--- BRIEF ---
Locate and copy each line in the data that contains the word "imagenes".

Items from an interface collection:

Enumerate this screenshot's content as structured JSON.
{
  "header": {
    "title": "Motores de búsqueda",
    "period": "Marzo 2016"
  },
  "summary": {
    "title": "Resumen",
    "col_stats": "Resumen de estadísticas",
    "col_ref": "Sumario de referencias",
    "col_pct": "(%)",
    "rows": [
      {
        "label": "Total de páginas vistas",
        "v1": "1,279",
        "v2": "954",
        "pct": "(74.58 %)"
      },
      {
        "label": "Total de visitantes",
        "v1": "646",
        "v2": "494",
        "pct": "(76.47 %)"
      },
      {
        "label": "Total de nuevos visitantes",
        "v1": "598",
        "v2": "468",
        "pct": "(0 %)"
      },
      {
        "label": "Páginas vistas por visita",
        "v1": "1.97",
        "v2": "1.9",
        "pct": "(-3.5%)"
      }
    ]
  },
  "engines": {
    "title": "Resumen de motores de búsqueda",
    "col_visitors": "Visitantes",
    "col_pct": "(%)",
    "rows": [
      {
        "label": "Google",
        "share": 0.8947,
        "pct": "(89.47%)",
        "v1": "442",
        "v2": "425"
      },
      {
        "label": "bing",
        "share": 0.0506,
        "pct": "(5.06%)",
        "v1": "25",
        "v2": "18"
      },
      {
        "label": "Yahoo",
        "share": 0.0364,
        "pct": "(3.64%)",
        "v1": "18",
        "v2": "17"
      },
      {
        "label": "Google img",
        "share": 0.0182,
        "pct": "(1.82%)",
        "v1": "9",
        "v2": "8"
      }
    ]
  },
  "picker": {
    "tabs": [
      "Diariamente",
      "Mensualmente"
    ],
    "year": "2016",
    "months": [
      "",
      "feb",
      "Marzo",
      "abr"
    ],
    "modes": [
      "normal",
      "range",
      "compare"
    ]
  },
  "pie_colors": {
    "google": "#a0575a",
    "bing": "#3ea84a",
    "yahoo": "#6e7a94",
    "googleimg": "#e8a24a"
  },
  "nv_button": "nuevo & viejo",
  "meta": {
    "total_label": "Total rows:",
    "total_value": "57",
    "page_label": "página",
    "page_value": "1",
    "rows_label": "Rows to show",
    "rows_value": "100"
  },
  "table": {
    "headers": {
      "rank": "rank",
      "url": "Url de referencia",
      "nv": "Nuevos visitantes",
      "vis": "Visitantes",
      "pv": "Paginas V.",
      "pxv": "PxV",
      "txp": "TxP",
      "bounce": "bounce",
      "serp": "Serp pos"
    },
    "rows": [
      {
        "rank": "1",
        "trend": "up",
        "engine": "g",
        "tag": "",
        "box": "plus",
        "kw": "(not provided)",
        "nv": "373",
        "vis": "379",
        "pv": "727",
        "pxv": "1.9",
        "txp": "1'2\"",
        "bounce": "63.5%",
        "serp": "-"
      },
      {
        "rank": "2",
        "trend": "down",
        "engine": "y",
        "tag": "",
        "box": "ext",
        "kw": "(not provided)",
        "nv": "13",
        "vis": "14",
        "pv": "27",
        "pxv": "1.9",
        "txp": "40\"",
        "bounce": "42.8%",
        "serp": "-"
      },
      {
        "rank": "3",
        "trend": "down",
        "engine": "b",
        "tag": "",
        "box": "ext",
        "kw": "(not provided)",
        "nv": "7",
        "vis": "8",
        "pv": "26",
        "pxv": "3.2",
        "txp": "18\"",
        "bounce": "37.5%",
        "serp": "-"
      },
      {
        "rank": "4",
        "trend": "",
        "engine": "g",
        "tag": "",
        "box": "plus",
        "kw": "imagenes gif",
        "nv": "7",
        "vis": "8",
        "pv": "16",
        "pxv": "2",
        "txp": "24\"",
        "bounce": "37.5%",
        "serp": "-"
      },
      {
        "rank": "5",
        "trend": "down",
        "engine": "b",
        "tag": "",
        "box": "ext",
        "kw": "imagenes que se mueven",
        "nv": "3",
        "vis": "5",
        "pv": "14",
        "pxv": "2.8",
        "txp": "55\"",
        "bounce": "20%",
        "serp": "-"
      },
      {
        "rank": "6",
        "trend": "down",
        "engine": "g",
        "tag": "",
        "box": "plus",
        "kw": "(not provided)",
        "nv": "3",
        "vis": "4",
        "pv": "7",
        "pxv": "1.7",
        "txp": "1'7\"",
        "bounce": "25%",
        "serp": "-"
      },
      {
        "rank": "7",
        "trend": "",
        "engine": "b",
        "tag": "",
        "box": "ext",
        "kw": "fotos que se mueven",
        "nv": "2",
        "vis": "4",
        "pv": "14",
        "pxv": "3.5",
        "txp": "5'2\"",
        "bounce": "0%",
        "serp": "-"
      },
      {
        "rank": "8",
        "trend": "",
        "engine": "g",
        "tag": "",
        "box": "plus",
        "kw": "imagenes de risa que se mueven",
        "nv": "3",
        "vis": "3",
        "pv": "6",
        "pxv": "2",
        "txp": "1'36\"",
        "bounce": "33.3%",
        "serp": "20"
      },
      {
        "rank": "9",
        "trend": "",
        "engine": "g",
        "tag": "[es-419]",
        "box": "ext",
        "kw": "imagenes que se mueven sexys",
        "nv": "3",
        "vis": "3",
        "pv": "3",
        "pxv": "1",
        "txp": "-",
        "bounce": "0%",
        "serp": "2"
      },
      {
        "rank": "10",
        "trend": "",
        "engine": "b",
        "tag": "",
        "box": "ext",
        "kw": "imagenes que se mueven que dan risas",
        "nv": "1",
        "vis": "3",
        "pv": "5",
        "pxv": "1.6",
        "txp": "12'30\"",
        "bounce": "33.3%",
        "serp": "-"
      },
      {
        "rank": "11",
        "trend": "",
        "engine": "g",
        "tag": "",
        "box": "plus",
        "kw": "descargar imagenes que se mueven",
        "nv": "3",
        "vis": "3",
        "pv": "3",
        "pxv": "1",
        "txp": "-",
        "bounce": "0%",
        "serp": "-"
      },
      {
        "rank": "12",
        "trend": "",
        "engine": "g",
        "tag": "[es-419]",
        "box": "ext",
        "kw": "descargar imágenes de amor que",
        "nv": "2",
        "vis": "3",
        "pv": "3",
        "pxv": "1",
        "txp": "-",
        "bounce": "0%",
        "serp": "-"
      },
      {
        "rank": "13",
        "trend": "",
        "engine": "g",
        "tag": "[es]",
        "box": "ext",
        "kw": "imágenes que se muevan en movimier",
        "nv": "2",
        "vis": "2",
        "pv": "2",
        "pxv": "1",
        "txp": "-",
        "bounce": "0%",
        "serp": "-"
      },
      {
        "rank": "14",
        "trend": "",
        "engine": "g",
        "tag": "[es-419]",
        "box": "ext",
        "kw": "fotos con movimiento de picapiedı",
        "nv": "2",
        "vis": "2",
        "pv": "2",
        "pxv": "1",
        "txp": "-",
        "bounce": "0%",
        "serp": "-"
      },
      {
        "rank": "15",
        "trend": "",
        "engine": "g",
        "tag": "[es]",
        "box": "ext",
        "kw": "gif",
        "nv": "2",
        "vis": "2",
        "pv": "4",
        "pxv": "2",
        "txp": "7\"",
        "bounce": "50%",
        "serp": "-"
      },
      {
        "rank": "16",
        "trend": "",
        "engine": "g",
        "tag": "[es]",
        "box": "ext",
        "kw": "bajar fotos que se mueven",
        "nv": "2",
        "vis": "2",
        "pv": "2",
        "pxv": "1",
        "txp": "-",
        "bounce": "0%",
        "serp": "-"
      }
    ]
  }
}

--- SOLVED EXERCISE ---
        "kw": "imagenes gif",
        "kw": "imagenes que se mueven",
        "kw": "imagenes de risa que se mueven",
        "kw": "imagenes que se mueven sexys",
        "kw": "imagenes que se mueven que dan risas",
        "kw": "descargar imagenes que se mueven",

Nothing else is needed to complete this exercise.